22
revised How could I avoid singletons in this case?
added 149 characters in body
Dec
22
answered How could I avoid singletons in this case?
Mar
27
comment Why is it bad to write something in language X as if you're writing a program in language Y in terms of using a shared coding paradigm
FWIW RAII was not new in 2002. RAII is one of the two features that sets C++ apart from other languages and skipping it when teaching was already negligent in 2002. It's not C++ from a decade ago. It's C++ from people whose knowledge was already hopelessly outdated a decade ago.
May
15
comment Why is 0 false?
"It is a mathematical fact that 0 is false and 1 is true" Erm.
May
15
awarded  Organizer
May
15
revised Why is 0 false?
Better tags, I think.
May
15
suggested approved edit on Why is 0 false?
Mar
21
comment Are generic programming and OOP mutually exclusive?
@StefanoBorini Code speaks louder than words.
Mar
21
comment Are generic programming and OOP mutually exclusive?
@StefanoBorini that article is about how the two can coexist and even work together to be more than the sum of their parts.
Dec
20
comment Does auto make C++ code harder to understand?
Also note that having a properly named x would make knowing the type here even less interesting. At the end of the day, I think that responsible use of auto leads to much better names and thus more readable code.
Dec
20
comment Does auto make C++ code harder to understand?
Ok, it's somewhat better now. I still find the variable is poorly named, though, which still hurts. Were you to write auto record = myObj.FindRecord(something) it would be clear that the variable type was record. Or naming it it or similar would make it clear it returns an iterator. Note that, even if you did not use auto, properly naming the variable would mean you don't need to jump back to the declaration to look at the type from anywhere in the function. I removed my downvote because the example isn't a complete strawman now, but I still don't buy the argument here.
Dec
20
comment Does auto make C++ code harder to understand?
This is a clear example of bad naming hurting readability, not really auto.
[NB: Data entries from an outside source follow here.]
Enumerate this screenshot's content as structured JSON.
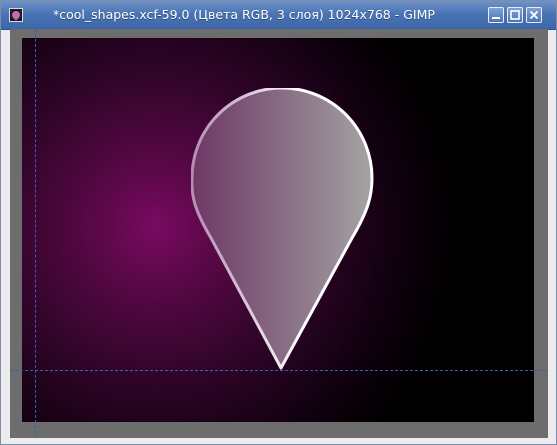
{
  "window": {
    "title": "*cool_shapes.xcf-59.0 (Цвета RGB, 3 слоя) 1024x768 - GIMP",
    "app_icon": "gimp-icon",
    "controls": [
      "minimize-icon",
      "maximize-icon",
      "close-icon"
    ]
  },
  "canvas": {
    "background_colors": [
      "#7a0a62",
      "#000000"
    ],
    "shape": {
      "type": "teardrop",
      "fill_gradient": [
        "#6f3a67",
        "#a8a8a8"
      ],
      "stroke": "#ffffff"
    },
    "guide_color": "#3b5fb0"
  }
}
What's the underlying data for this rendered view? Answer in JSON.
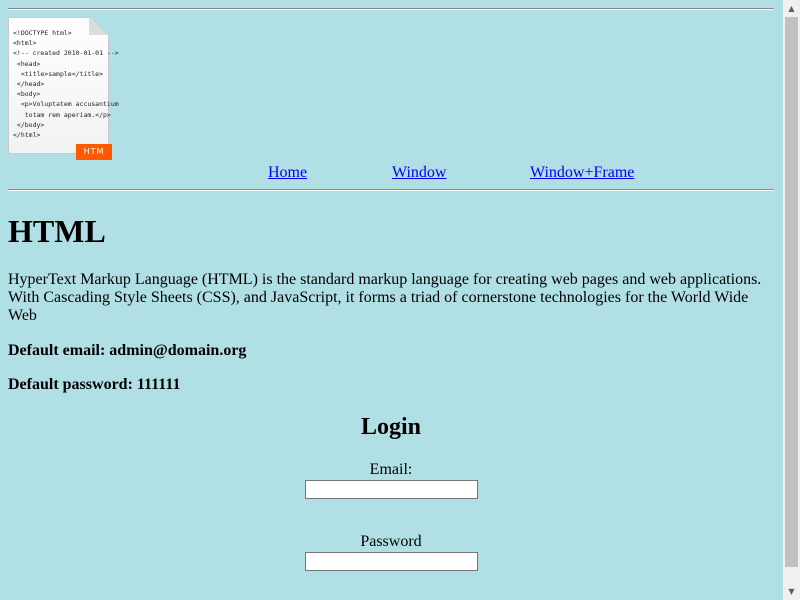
{
  "logo": {
    "code_lines": [
      "<!DOCTYPE html>",
      "<html>",
      "<!-- created 2010-01-01 -->",
      " <head>",
      "  <title>sample</title>",
      " </head>",
      " <body>",
      "  <p>Voluptatem accusantium",
      "   totam rem aperiam.</p>",
      " </body>",
      "</html>"
    ],
    "badge": "HTM"
  },
  "nav": {
    "home": "Home",
    "window": "Window",
    "window_frame": "Window+Frame"
  },
  "main": {
    "title": "HTML",
    "description": "HyperText Markup Language (HTML) is the standard markup language for creating web pages and web applications. With Cascading Style Sheets (CSS), and JavaScript, it forms a triad of cornerstone technologies for the World Wide Web",
    "default_email": "Default email: admin@domain.org",
    "default_password": "Default password: 111111"
  },
  "login": {
    "title": "Login",
    "email_label": "Email:",
    "email_value": "",
    "password_label": "Password",
    "password_value": ""
  },
  "colors": {
    "background": "#b0e0e6",
    "link": "#0000ee",
    "badge": "#ff5a00"
  },
  "scrollbar": {
    "up_arrow": "▲",
    "down_arrow": "▼"
  }
}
No one has the faintest idea what "DoSomethingWeird" does, so using auto or not won't make it any more readable. You will have to check the docs either way.
Dec
20
comment Does auto make C++ code harder to understand?
Exactly. Who the heck cares about the type. It's an iterator. I don't care about the type, all I need to know is that I can use it to iterate.
Dec
20
comment Does auto make C++ code harder to understand?
Do you really need to check the return type every time? Why isn't the type clear from the code? auto can often makes things harder to read when they are already hard to read, i.e., functions too long, variables poorly named, etc. On short functions with decently named variables, knowing the types should be one of #1 easy or #2 irrelevant.
Dec
4
comment for vs. foreach vs. LINQ
That's why the loop goes into the implementation, and then you use Intersect everywhere.
Oct
5
comment What functionality does dynamic typing allow?
Just a note: Mono's csharp is a REPL (not "a kind of", a real one) for C#.
May
30
comment Single Responsibility Principle - How Can I Avoid Code Fragmentation?
I know what the flamethrower is for, but how the heck do you fish with a pole?
Apr
1
comment Is there a language between C and C++?
@MasonWheeler strings (i.e. char arrays) are not a value type in C. You can't pass arrays by value in C (well, not without adding a struct wrapper and setting a maximum size).
Feb
28
comment Is it possible to combine programming languages?
This might be relevant: chrisseaton.com/katahdin
Feb
6
comment Is C++11 Uniform Initialization a replacement for the old style syntax?
+1 Nailed it. I'm deleting my answer since yours addresses all the same points in much more detail.